A little snark for your Friday
“Val is an 8 yr old registered Clydesdale mare broke to ride and drive. She is truly a gentle giant. She is riding 2nd level dressage and is a jumping machine. She is extrememly well broke and has incredible manners. She requires NO rein to turn her, just leg pressure, she roll backs, side passes, piviots, shoulder in, shoulder out, collects, backs, picks up her leads, lead changes, jumps 4 feet easy. I can use her for novice begininner lessons and I feel comfortable putting small kids on her. She is broke to drive single, double and in a quad. I have dramaticly discounted her price jusrt becasue I am sitting with 9 horses currently and need to thin the herd before winter. Val makes me money in my riding program and leasing her out, but would love to find her a forever home. This girl has had a TON of professional training and you would be the talk of the town with a horse like her. She is truly impressive. Don’t let this girl pass you by.”
Thank you craigslist for yet another gem.
We love ads like this. It came with pictures of the horse being ridden western, jumping a cavaletti and hooked up to a cart
but unfortunately I couldn’t attach them. (JG: Done! Check out the alt-text for my thoughts.) And now to snark!
First of all – WTF is a “shoulder out”? Wouldn’t that put you on top of or even outside of the little white fence? I guess we can safely assume the seller means haunches in (travir). To which we say good for you little draft mare! You can bend! -making the logic-leap that they’re doing it correctly.
Secondly – If this horse is making you money, why are you selling her? Either the seller lied and isn’t making any money with this horse, or the seller lied and the horse isn’t doing everything the ad claims! A draft horse that can’t jump, do dressage AND drive (by the way, if you’ve ridden a carriage horse you know that they’re typically stiff as boards!) that is shocking! The slightest of feathers could knock me on my arse right now, that’s how much shock I am in!

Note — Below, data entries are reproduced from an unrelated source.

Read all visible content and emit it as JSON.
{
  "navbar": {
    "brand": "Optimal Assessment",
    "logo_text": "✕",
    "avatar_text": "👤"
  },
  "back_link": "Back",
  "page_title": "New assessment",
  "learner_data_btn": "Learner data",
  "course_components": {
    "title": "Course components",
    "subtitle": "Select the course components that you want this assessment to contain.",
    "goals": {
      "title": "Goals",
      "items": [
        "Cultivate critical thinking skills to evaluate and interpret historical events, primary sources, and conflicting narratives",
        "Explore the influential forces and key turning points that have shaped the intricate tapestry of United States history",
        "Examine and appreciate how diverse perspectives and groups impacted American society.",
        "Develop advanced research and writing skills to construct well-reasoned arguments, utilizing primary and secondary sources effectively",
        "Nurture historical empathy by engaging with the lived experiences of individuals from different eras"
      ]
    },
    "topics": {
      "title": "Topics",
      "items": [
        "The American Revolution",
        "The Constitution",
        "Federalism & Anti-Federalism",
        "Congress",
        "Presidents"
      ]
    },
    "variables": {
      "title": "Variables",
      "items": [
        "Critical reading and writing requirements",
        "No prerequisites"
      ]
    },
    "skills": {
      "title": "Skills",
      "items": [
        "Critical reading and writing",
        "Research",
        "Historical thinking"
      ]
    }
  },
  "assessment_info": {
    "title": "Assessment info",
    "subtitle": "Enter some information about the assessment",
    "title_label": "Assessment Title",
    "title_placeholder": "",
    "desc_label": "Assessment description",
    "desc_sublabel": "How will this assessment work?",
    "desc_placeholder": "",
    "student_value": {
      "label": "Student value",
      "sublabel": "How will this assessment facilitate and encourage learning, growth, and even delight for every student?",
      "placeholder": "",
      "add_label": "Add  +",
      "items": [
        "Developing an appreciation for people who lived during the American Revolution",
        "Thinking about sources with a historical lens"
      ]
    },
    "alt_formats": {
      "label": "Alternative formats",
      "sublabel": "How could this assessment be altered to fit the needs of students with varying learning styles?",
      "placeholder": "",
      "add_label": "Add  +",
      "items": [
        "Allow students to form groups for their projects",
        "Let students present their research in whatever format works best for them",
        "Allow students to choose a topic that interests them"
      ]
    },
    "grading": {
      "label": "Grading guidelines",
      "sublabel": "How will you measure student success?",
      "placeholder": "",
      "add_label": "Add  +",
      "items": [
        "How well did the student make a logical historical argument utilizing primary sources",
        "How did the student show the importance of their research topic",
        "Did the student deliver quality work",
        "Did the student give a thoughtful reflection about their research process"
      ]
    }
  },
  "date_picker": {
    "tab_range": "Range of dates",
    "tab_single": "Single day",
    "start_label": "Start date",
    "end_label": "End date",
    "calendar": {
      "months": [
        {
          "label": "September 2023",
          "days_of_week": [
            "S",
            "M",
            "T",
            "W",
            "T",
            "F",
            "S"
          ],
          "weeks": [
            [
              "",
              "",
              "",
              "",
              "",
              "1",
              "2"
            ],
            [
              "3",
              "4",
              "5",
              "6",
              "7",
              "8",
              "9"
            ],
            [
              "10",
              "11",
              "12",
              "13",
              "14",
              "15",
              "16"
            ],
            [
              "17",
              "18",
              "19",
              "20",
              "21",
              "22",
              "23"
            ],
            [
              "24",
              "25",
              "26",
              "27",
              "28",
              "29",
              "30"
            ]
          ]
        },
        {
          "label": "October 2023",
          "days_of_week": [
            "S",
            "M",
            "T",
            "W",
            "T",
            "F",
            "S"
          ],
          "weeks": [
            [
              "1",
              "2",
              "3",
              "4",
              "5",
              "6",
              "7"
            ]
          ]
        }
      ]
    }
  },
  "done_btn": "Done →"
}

Don’t get the wrong idea about us – we like draft horses. They are very good at what they were bred to do, which is muscle around really heavy objects. They, however, were not bred for agility or speed – both of which are tested in dressage and jumping. We’re not saying it’s impossible for a draft to do well in these disciplines, we’re merely saying that genetically speaking it’s more difficult for them than say a Thoroughbred.